Pleased to meet who?
Confusing grandchildren and snubbing a spouse are among the challenges faced by patients with impaired facial recognition
A woman meets a friendly man in a baseball cap at her graduation.
She nods through the conversation, and after he leaves, still struggling to place him, she turns to her sister and asks, “Who was that man?”
The sister replies: “Your husband.”
This was one of the scenarios described by Dr Andrew Logan during his presentation Have I seen your face before? Impairments of face recognition at 100% Optical on Sunday (5 February).

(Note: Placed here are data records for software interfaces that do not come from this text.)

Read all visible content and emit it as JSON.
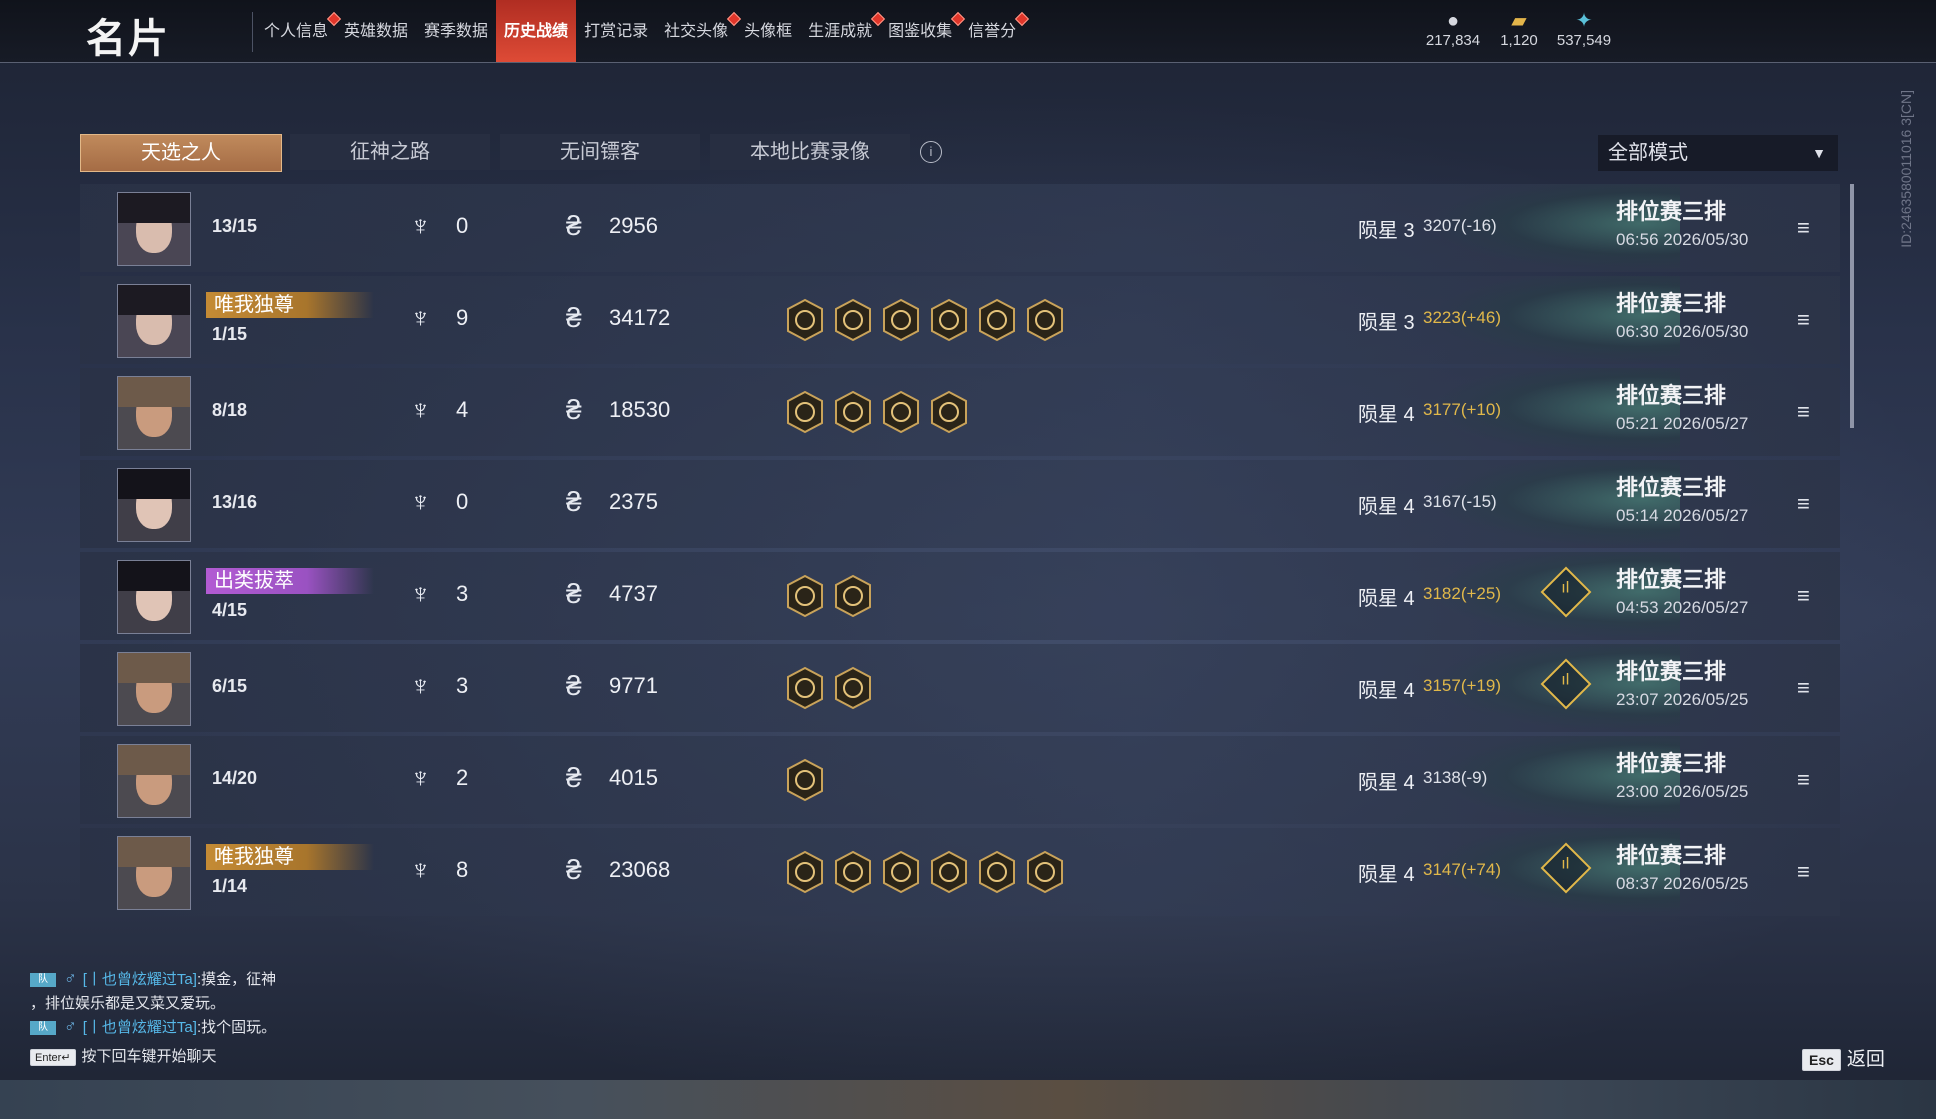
{
  "page_title": "名片",
  "nav_tabs": [
    {
      "label": "个人信息",
      "alert": true
    },
    {
      "label": "英雄数据",
      "alert": false
    },
    {
      "label": "赛季数据",
      "alert": false
    },
    {
      "label": "历史战绩",
      "alert": false,
      "active": true
    },
    {
      "label": "打赏记录",
      "alert": false
    },
    {
      "label": "社交头像",
      "alert": true
    },
    {
      "label": "头像框",
      "alert": false
    },
    {
      "label": "生涯成就",
      "alert": true
    },
    {
      "label": "图鉴收集",
      "alert": true
    },
    {
      "label": "信誉分",
      "alert": true
    }
  ],
  "currencies": [
    {
      "icon": "coin-icon",
      "value": "217,834"
    },
    {
      "icon": "gold-bar-icon",
      "value": "1,120"
    },
    {
      "icon": "feather-icon",
      "value": "537,549"
    }
  ],
  "sub_tabs": [
    {
      "label": "天选之人",
      "active": true
    },
    {
      "label": "征神之路",
      "active": false
    },
    {
      "label": "无间镖客",
      "active": false
    },
    {
      "label": "本地比赛录像",
      "active": false
    }
  ],
  "info_symbol": "i",
  "mode_filter": {
    "selected": "全部模式",
    "chevron": "▼"
  },
  "vertical_id": "ID:2463580011016 3[CN]",
  "kill_symbol": "♆",
  "damage_symbol": "₴",
  "stat_symbol": "ıl",
  "menu_symbol": "≡",
  "matches": [
    {
      "avatar": "female-eyepatch",
      "title": "",
      "title_style": "",
      "placement": "13/15",
      "kills": "0",
      "damage": "2956",
      "badges": [],
      "tier": "陨星 3",
      "score": "3207(-16)",
      "score_up": false,
      "stats": false,
      "mode": "排位赛三排",
      "time": "06:56  2026/05/30"
    },
    {
      "avatar": "female-eyepatch",
      "title": "唯我独尊",
      "title_style": "gold",
      "placement": "1/15",
      "kills": "9",
      "damage": "34172",
      "badges": [
        "demon-badge-icon",
        "swirl-badge-icon",
        "slash-badge-icon",
        "claw-badge-icon",
        "skull-badge-icon",
        "crossed-swords-badge-icon"
      ],
      "tier": "陨星 3",
      "score": "3223(+46)",
      "score_up": true,
      "stats": false,
      "mode": "排位赛三排",
      "time": "06:30  2026/05/30"
    },
    {
      "avatar": "bald-male",
      "title": "",
      "title_style": "",
      "placement": "8/18",
      "kills": "4",
      "damage": "18530",
      "badges": [
        "swirl-badge-icon",
        "skull-badge-icon",
        "crossed-swords-badge-icon",
        "helmet-badge-icon"
      ],
      "tier": "陨星 4",
      "score": "3177(+10)",
      "score_up": true,
      "stats": false,
      "mode": "排位赛三排",
      "time": "05:21  2026/05/27"
    },
    {
      "avatar": "female-dark-hair",
      "title": "",
      "title_style": "",
      "placement": "13/16",
      "kills": "0",
      "damage": "2375",
      "badges": [],
      "tier": "陨星 4",
      "score": "3167(-15)",
      "score_up": false,
      "stats": false,
      "mode": "排位赛三排",
      "time": "05:14  2026/05/27"
    },
    {
      "avatar": "female-dark-hair",
      "title": "出类拔萃",
      "title_style": "purple",
      "placement": "4/15",
      "kills": "3",
      "damage": "4737",
      "badges": [
        "dragon-badge-icon",
        "shield-badge-icon"
      ],
      "tier": "陨星 4",
      "score": "3182(+25)",
      "score_up": true,
      "stats": true,
      "mode": "排位赛三排",
      "time": "04:53  2026/05/27"
    },
    {
      "avatar": "bald-male",
      "title": "",
      "title_style": "",
      "placement": "6/15",
      "kills": "3",
      "damage": "9771",
      "badges": [
        "skull-badge-icon",
        "crossed-swords-badge-icon"
      ],
      "tier": "陨星 4",
      "score": "3157(+19)",
      "score_up": true,
      "stats": true,
      "mode": "排位赛三排",
      "time": "23:07  2026/05/25"
    },
    {
      "avatar": "bald-male",
      "title": "",
      "title_style": "",
      "placement": "14/20",
      "kills": "2",
      "damage": "4015",
      "badges": [
        "crossed-swords-badge-icon"
      ],
      "tier": "陨星 4",
      "score": "3138(-9)",
      "score_up": false,
      "stats": false,
      "mode": "排位赛三排",
      "time": "23:00  2026/05/25"
    },
    {
      "avatar": "bald-male",
      "title": "唯我独尊",
      "title_style": "gold",
      "placement": "1/14",
      "kills": "8",
      "damage": "23068",
      "badges": [
        "demon-badge-icon",
        "swirl-badge-icon",
        "tower-badge-icon",
        "dragon-badge-icon",
        "skull-badge-icon",
        "crossed-swords-badge-icon"
      ],
      "tier": "陨星 4",
      "score": "3147(+74)",
      "score_up": true,
      "stats": true,
      "mode": "排位赛三排",
      "time": "08:37  2026/05/25"
    }
  ],
  "chat": {
    "messages": [
      {
        "tag": "队",
        "gender": "♂",
        "speaker": "[丨也曾炫耀过Ta]",
        "text": ":摸金，征神"
      },
      {
        "tag": "队",
        "gender": "♂",
        "speaker": "[丨也曾炫耀过Ta]",
        "text": ":找个固玩。"
      }
    ],
    "continuation": "，排位娱乐都是又菜又爱玩。",
    "enter_key": "Enter↵",
    "enter_hint": "按下回车键开始聊天"
  },
  "esc_key": "Esc",
  "back_label": "返回",
  "colors": {
    "accent_red": "#de4b36",
    "tab_active": "#b47a4f",
    "score_gain": "#e1b84a",
    "chat_name": "#56b8e8"
  }
}
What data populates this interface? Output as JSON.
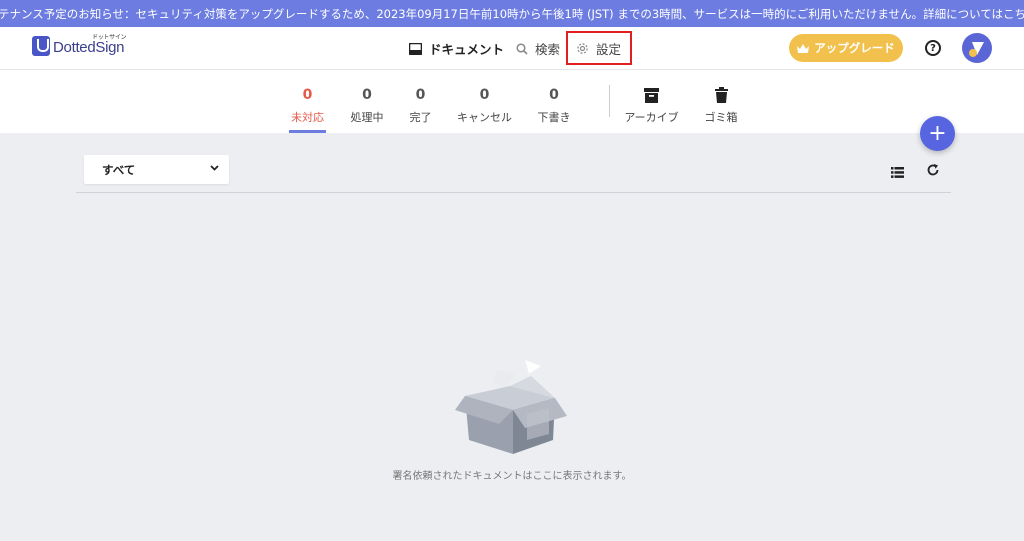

Other case studies Dr Logan referred to included a patient who worked at a cinema when she was growing up. Neighbours, relatives and friends would tell her parents that she was stuck-up because she did not recognise acquaintances when she sold them tickets.
Another patient could not recognise a man he had worked with for 20 years when he met him out of context at a restaurant.
Dr Logan detailed ocular diseases associated with impaired facial recognition, including age-related macular degeneration and glaucoma.
He also spoke about developmental and acquired prosopagnosia. Both conditions involve a profound inability to recognise faces, but the acquired form is caused by damage to a specific part of the brain, while developmental prosopagnosia is present at birth.
Dr Logan said that, regardless of the cause of the impairment, it could have a very negative impact on a patient’s quality of life.
“In some patients it may lead to things like depression or anxiety in social situations,” he added.
A patient had come to him recently who explained that she had problems with facial recognition as a result of a macular disease.
“She had her 80th birthday recently, all the family came to town, and she was okay with her daughters but when it came to her grandchildren she really couldn’t differentiate between them,” Dr Logan explained.
“You can understand that that is distressing,” he added.
Interviews with patients who struggled with facial recognition revealed a series of coping strategies, including identifying individuals by their voices, clothing or gait and posture.
Dr Logan highlighted that it was unlikely that a patient would come into an optometrist with facial recognition problems as their chief complaint.
“What might happen is that a patient comes in with symptoms of blurred vision, and when you start taking the history something comes up,” he said.
“For optometrists, the key thing is to exclude an ocular disease as an explanation for these symptoms. Clearly if a patient has age-related macular degeneration (AMD) that explains why they can’t recognise faces, but if the macular looks healthy, perhaps it’s worth not dismissing the patient’s symptom of impaired facial recognition,” Dr Logan emphasised.
Dr Logan is working on a project to quantify the impact that AMD has on visual sensitivity to faces.
He hopes to develop a test that can quickly and accurately determine how good an individual is at facial recognition.
Studies in facial recognition enjoyed a large amount of interest from a broad range of people and had practical applications, such as security at airports, Dr Logan noted.
“It’s an area of research that has real applications for daily life, but also it’s just inherently interesting,” he outlined.
Dr Logan concluded: “It’s a real puzzle – how can we look at so many faces and yet we can reliably and accurately sort one out from the other.”